Skip to content
Header banner full
Header banner

As we all know, China has the largest population in the world. And because of the development of economy, the demand of urban space is growing quickly. More and more people want to move to urban areas.

Figure1: China’s urbanization 1949-2013

Source: National Bureau of Statistics of China (2014)

The rapid urban population growth in a very short period of time and a fast booming economy in the east coast region which is rich in capital and human resources provide the background of the demand for urban space and the promotion of large scale urban design projects in China, the east coast cities in particular.

So in this blog, the writer will take Hangzhou city as an example to demonstrate current Chinese city’s urban design.

Before talking about Hangzhou city, there are some basic information about Chinese urban design we need to know. So there are three types of urban design projects could be identified in classifying contemporary urban design activities. Firstly, urban renewal projects in all Chinese cities. Those projects are usually supported by local government and aiming to attract investment. The second is developing New Town in large cities. Because of the limitation of city centre, the local government need to find a new area or new districts to release the force of over population.
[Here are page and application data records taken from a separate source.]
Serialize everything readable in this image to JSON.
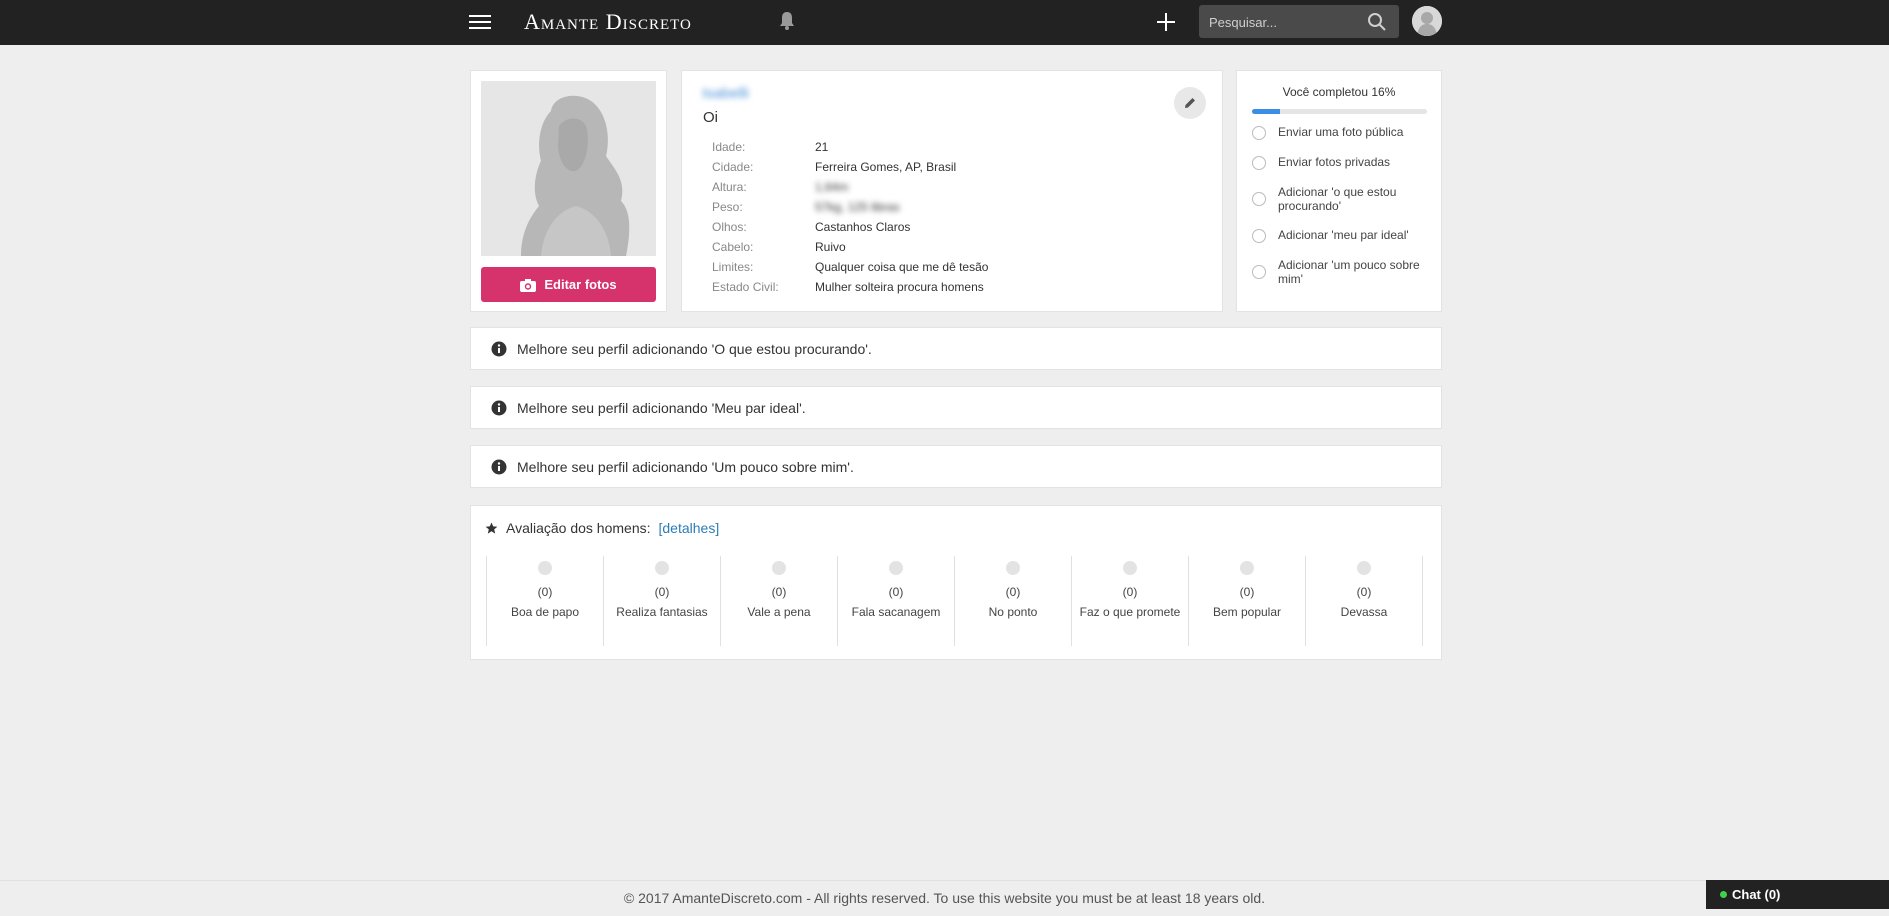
{
  "header": {
    "logo": "Amante Discreto",
    "search_placeholder": "Pesquisar..."
  },
  "profile": {
    "edit_photos_label": "Editar fotos",
    "username": "Isabelli",
    "status": "Oi",
    "details": [
      {
        "label": "Idade:",
        "value": "21",
        "hidden": false
      },
      {
        "label": "Cidade:",
        "value": "Ferreira Gomes, AP, Brasil",
        "hidden": false
      },
      {
        "label": "Altura:",
        "value": "1,64m",
        "hidden": true
      },
      {
        "label": "Peso:",
        "value": "57kg, 125 libras",
        "hidden": true
      },
      {
        "label": "Olhos:",
        "value": "Castanhos Claros",
        "hidden": false
      },
      {
        "label": "Cabelo:",
        "value": "Ruivo",
        "hidden": false
      },
      {
        "label": "Limites:",
        "value": "Qualquer coisa que me dê tesão",
        "hidden": false
      },
      {
        "label": "Estado Civil:",
        "value": "Mulher solteira procura homens",
        "hidden": false
      }
    ]
  },
  "completion": {
    "title": "Você completou 16%",
    "percent": 16,
    "tasks": [
      "Enviar uma foto pública",
      "Enviar fotos privadas",
      "Adicionar 'o que estou procurando'",
      "Adicionar 'meu par ideal'",
      "Adicionar 'um pouco sobre mim'"
    ]
  },
  "notices": [
    "Melhore seu perfil adicionando 'O que estou procurando'.",
    "Melhore seu perfil adicionando 'Meu par ideal'.",
    "Melhore seu perfil adicionando 'Um pouco sobre mim'."
  ],
  "rating": {
    "title": "Avaliação dos homens:",
    "details_link": "[detalhes]",
    "items": [
      {
        "count": "(0)",
        "label": "Boa de papo"
      },
      {
        "count": "(0)",
        "label": "Realiza fantasias"
      },
      {
        "count": "(0)",
        "label": "Vale a pena"
      },
      {
        "count": "(0)",
        "label": "Fala sacanagem"
      },
      {
        "count": "(0)",
        "label": "No ponto"
      },
      {
        "count": "(0)",
        "label": "Faz o que promete"
      },
      {
        "count": "(0)",
        "label": "Bem popular"
      },
      {
        "count": "(0)",
        "label": "Devassa"
      }
    ]
  },
  "footer": {
    "text": "© 2017 AmanteDiscreto.com - All rights reserved. To use this website you must be at least 18 years old.",
    "chat_label": "Chat (0)"
  },
  "colors": {
    "topbar": "#222222",
    "accent_button": "#d6336c",
    "progress": "#3a8ee6",
    "link": "#2a7db5"
  }
}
Another one is designing projects for “Big Evens” such as the 2008 Olympic Games in Beijing, the 2010 World Expo in Shanghai and the 2016 Group20 Summit in Hangzhou.

Figure2: Hangzhou’s Location in china
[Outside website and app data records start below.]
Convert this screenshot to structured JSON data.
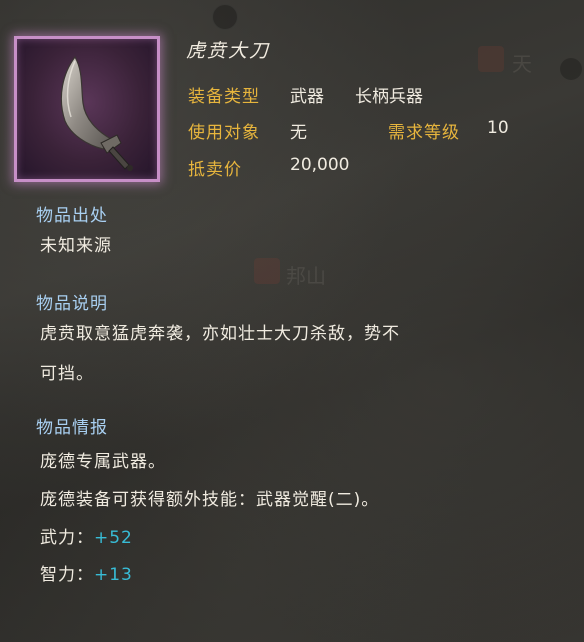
{
  "item": {
    "name": "虎贲大刀",
    "equip_type_label": "装备类型",
    "equip_type_value": "武器",
    "equip_subtype_value": "长柄兵器",
    "user_label": "使用对象",
    "user_value": "无",
    "level_label": "需求等级",
    "level_value": "10",
    "price_label": "抵卖价",
    "price_value": "20,000",
    "icon": "curved-blade-icon",
    "frame_color": "#c78fc7"
  },
  "sections": {
    "source_title": "物品出处",
    "source_text": "未知来源",
    "desc_title": "物品说明",
    "desc_line1": "虎贲取意猛虎奔袭，亦如壮士大刀杀敌，势不",
    "desc_line2": "可挡。",
    "info_title": "物品情报",
    "info_line1": "庞德专属武器。",
    "info_line2": "庞德装备可获得额外技能：武器觉醒(二)。"
  },
  "stats": [
    {
      "label": "武力：",
      "value": "+52"
    },
    {
      "label": "智力：",
      "value": "+13"
    }
  ],
  "background": {
    "watermark_1": "天",
    "watermark_2": "邦山"
  },
  "colors": {
    "gold_label": "#e7b53d",
    "blue_label": "#a9d0f2",
    "stat_cyan": "#38bcd6",
    "text": "#f0ebe0"
  }
}
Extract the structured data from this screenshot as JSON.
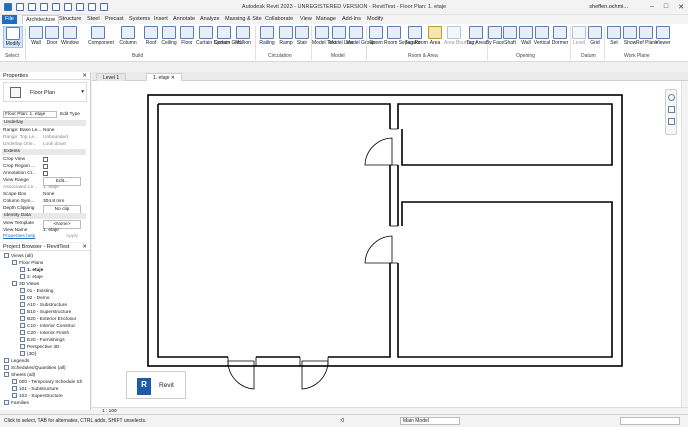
{
  "window": {
    "title": "Autodesk Revit 2023 - UNREGISTERED VERSION - RevitTest - Floor Plan: 1. etaje",
    "user": "sheffen.ochmi..."
  },
  "tabs": [
    "File",
    "Architecture",
    "Structure",
    "Steel",
    "Precast",
    "Systems",
    "Insert",
    "Annotate",
    "Analyze",
    "Massing & Site",
    "Collaborate",
    "View",
    "Manage",
    "Add-Ins",
    "Modify"
  ],
  "ribbon": {
    "tools": [
      "Modify",
      "Wall",
      "Door",
      "Window",
      "Component",
      "Column",
      "Roof",
      "Ceiling",
      "Floor",
      "Curtain System",
      "Curtain Grid",
      "Mullion",
      "Railing",
      "Ramp",
      "Stair",
      "Model Text",
      "Model Line",
      "Model Group",
      "Room",
      "Room Separator",
      "Tag Room",
      "Area",
      "Area Boundary",
      "Tag Area",
      "By Face",
      "Shaft",
      "Wall",
      "Vertical",
      "Dormer",
      "Level",
      "Grid",
      "Set",
      "Show",
      "Ref Plane",
      "Viewer"
    ],
    "groups": [
      "Select",
      "Build",
      "Circulation",
      "Model",
      "Room & Area",
      "Opening",
      "Datum",
      "Work Plane"
    ]
  },
  "properties": {
    "title": "Properties",
    "type_name": "Floor Plan",
    "selector": "Floor Plan: 1. etaje",
    "edit_type": "Edit Type",
    "help": "Properties help",
    "apply": "Apply",
    "rows": [
      {
        "section": "Underlay"
      },
      {
        "k": "Range: Base Le...",
        "v": "None"
      },
      {
        "k": "Range: Top Le...",
        "v": "Unbounded"
      },
      {
        "k": "Underlay Orie...",
        "v": "Look down"
      },
      {
        "section": "Extents"
      },
      {
        "k": "Crop View",
        "v": ""
      },
      {
        "k": "Crop Region ...",
        "v": ""
      },
      {
        "k": "Annotation Cr...",
        "v": ""
      },
      {
        "k": "View Range",
        "v": "Edit..."
      },
      {
        "k": "Associated Le...",
        "v": "1. etaje"
      },
      {
        "k": "Scope Box",
        "v": "None"
      },
      {
        "k": "Column Sym...",
        "v": "304.8 mm"
      },
      {
        "k": "Depth Clipping",
        "v": "No clip"
      },
      {
        "section": "Identity Data"
      },
      {
        "k": "View Template",
        "v": "<None>"
      },
      {
        "k": "View Name",
        "v": "1. etaje"
      }
    ]
  },
  "browser": {
    "title": "Project Browser - RevitTest",
    "items": [
      {
        "t": "Views (all)",
        "lvl": 0
      },
      {
        "t": "Floor Plans",
        "lvl": 1
      },
      {
        "t": "1. etaje",
        "lvl": 2
      },
      {
        "t": "2. etaje",
        "lvl": 2
      },
      {
        "t": "3D Views",
        "lvl": 1
      },
      {
        "t": "01 - Existing",
        "lvl": 2
      },
      {
        "t": "02 - Demo",
        "lvl": 2
      },
      {
        "t": "A10 - Substructure",
        "lvl": 2
      },
      {
        "t": "B10 - Superstructure",
        "lvl": 2
      },
      {
        "t": "B20 - Exterior Enclosur",
        "lvl": 2
      },
      {
        "t": "C10 - Interior Construc",
        "lvl": 2
      },
      {
        "t": "C20 - Interior Finish",
        "lvl": 2
      },
      {
        "t": "E20 - Furnishings",
        "lvl": 2
      },
      {
        "t": "Perspective 3D",
        "lvl": 2
      },
      {
        "t": "{3D}",
        "lvl": 2
      },
      {
        "t": "Legends",
        "lvl": 0
      },
      {
        "t": "Schedules/Quantities (all)",
        "lvl": 0
      },
      {
        "t": "Sheets (all)",
        "lvl": 0
      },
      {
        "t": "000 - Temporary Schedule Sh",
        "lvl": 1
      },
      {
        "t": "101 - Substructure",
        "lvl": 1
      },
      {
        "t": "102 - Superstructure",
        "lvl": 1
      },
      {
        "t": "Families",
        "lvl": 0
      }
    ]
  },
  "view_tabs": [
    "Level 1",
    "1. etaje"
  ],
  "logo": {
    "text": "Revit",
    "badge": "R"
  },
  "viewbar": {
    "scale": "1 : 100"
  },
  "status": {
    "hint": "Click to select, TAB for alternates, CTRL adds, SHIFT unselects.",
    "zero": ":0",
    "model": "Main Model"
  }
}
The picture up there shows the location of Hangzhou. Nearing the Pacific Ocean is one of the necessary condition to develop local economy.

Figure3: Master plan of Hangzhou (2001-2020)

Figure4: Master plan of transportation in Hangzhou

As we can find in master plans, the government try to build a well-connected transportation network in Hangzhou including highways, metro and railways aiming to connect countryside and downtown which provides basic condition to develop New Town. And according to the master plan, we can find that the economy centre is moved to countryside gradually rather than near the West Lake. Here is an example of New Town in Hangzhou.

Figure5: Newtown in Hangzhou: the QianJiang Newtown by Canadian designers

Figure6: The picture of Qianjiang New Town after the completion of the project.

Qianjiang New Town is aiming to provide a mixed use of land such as accommodation, business centre, education, public squares and government office. These New Town projects can give local people more job opportunities and thus people may move to there, in that case, the social resources can be used in a better way.

However, when we talk about New Town in China, we have to discuss the costs of urban renewal and challenges facing Chinese cities. Firstly, economic problems. The rapidly develop of tall-buildings can in some way change the appearance of the New Town. However, the need of buildings can’t catch the speed of growing buildings. Also the competition among neighbouring cities stimulate local governments to encourage more renew projects which contributes to over-building, a problem causing urban sprawl, under usage as well as wasting investment. In that case, some New Towns have been called “ghost towns” because of a large percent of the housing and business buildings there are empty. Another problem is environmental pollution. Urban sprawl and over building cause environment damage such as air pollution and water pollution. Also, the waste of construction materials can lead to the mess of social resources.

We still need to wait more time to see if these projects are wrong or right. Hopefully, the Chinese cities can become more beautiful and suitable for people to live. And every inch of land can make the most advantage of them.





School of Architecture
Planning and Landscape
Newcastle upon Tyne
Tyne and Wear, NE1 7RU

Tel: 0191 208 6509


Hit Counter provided by recruiting services